On Count 9, 50 months are to be served concurrent with the 25 years on Counts
4, 5, 7 and 8, and 40 months are to be served consecutively to that
On Count 11, 50 months are to be served concurrently to Count 9 and the other
sentences and 40 months are to be served consecutively to Count 9.
The remainder of the attempted murder counts are to be served in the same way,
that is, 50 months on each is concurrent with the prior counts and 40 months is
consecutive to the prior counts.
The total consecutive time on the 26 attempted murder counts is 1,040 months,
or 86.67 years. The total sentence by my calculation at least is 111.67 years,
which is more than anyone will ever serve. I see little point in sentencing
much beyond the normal lifetime.
The state has filed a restitution schedule. I have no evidence before me that
Mr. Kinkel has any ability to pay any restitution, or will have any during his

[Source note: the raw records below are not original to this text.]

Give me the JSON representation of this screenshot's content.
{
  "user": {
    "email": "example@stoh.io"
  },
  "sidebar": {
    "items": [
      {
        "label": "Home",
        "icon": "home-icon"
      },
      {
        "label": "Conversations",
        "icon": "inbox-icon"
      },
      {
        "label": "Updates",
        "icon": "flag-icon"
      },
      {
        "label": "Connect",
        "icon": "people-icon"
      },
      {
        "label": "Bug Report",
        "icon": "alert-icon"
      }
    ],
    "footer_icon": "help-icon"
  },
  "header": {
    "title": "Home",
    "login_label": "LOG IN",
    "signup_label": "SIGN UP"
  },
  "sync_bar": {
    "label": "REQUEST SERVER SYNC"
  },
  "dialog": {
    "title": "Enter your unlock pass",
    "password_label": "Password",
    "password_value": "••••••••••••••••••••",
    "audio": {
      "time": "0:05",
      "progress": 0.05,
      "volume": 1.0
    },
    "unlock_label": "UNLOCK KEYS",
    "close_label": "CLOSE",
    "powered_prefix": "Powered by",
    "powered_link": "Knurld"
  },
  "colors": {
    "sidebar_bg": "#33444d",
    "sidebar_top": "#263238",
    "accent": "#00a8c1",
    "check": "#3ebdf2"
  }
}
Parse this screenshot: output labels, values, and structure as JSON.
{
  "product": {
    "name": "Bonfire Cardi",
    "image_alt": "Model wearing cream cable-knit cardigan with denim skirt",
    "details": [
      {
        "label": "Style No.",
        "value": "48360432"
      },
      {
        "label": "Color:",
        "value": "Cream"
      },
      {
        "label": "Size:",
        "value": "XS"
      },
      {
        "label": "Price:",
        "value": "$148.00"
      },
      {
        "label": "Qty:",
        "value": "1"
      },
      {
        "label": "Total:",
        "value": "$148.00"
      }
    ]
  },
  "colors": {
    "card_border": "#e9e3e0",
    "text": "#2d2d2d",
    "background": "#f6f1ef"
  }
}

incarceration. By statute it would be error to impose the restitution
obligation on this record. And also, by statute he is not eligible to inherit
from his parents' estate, so that avenue of payment is certainly foreclosed.
You have the right to appeal. Any appeal that you file must be filed with the
Court of Appeals in Salem, Oregon, within 30 days of today or you lose that
right. You have the right to a lawyer to assist you, a court-appointed lawyer
if you can't afford your own. And certainly talk on your lawyers in that
UNIDENTIFIED FEMALE: He's having a seizure.
Someone call a doctor.
THE COURT: We will be in recess.
THE COURT: I understand Mr. Walker is feeling much better, and that's certainly
good news. Mr. Mullen and Mr. Sabitt?
(REMAINING PROCEEDINGS NOT TRANSCRIBED HEREIN.
I, Eileen E. McCornack, hereby certify that I am a Certified Shorthand Reporter
and Official Court Reporter for the 2nd Judicial District of Oregon; that I
reported in Stenotype the foregoing proceedings and subsequently transcribed my
said shorthand notes into the printed transcript, pages 1 through 10 both
inclusive; that the said transcript constitutes a full, true and accurate
record of the proceedings as requested, to the best of my knowledge, ability
Dated this [-] day of October 1999 in Eugene, Oregon.
EILEEN McCORNACK, CSR, RMR-CRR
Official Court Reporter
Oregon CSR No. 99-0357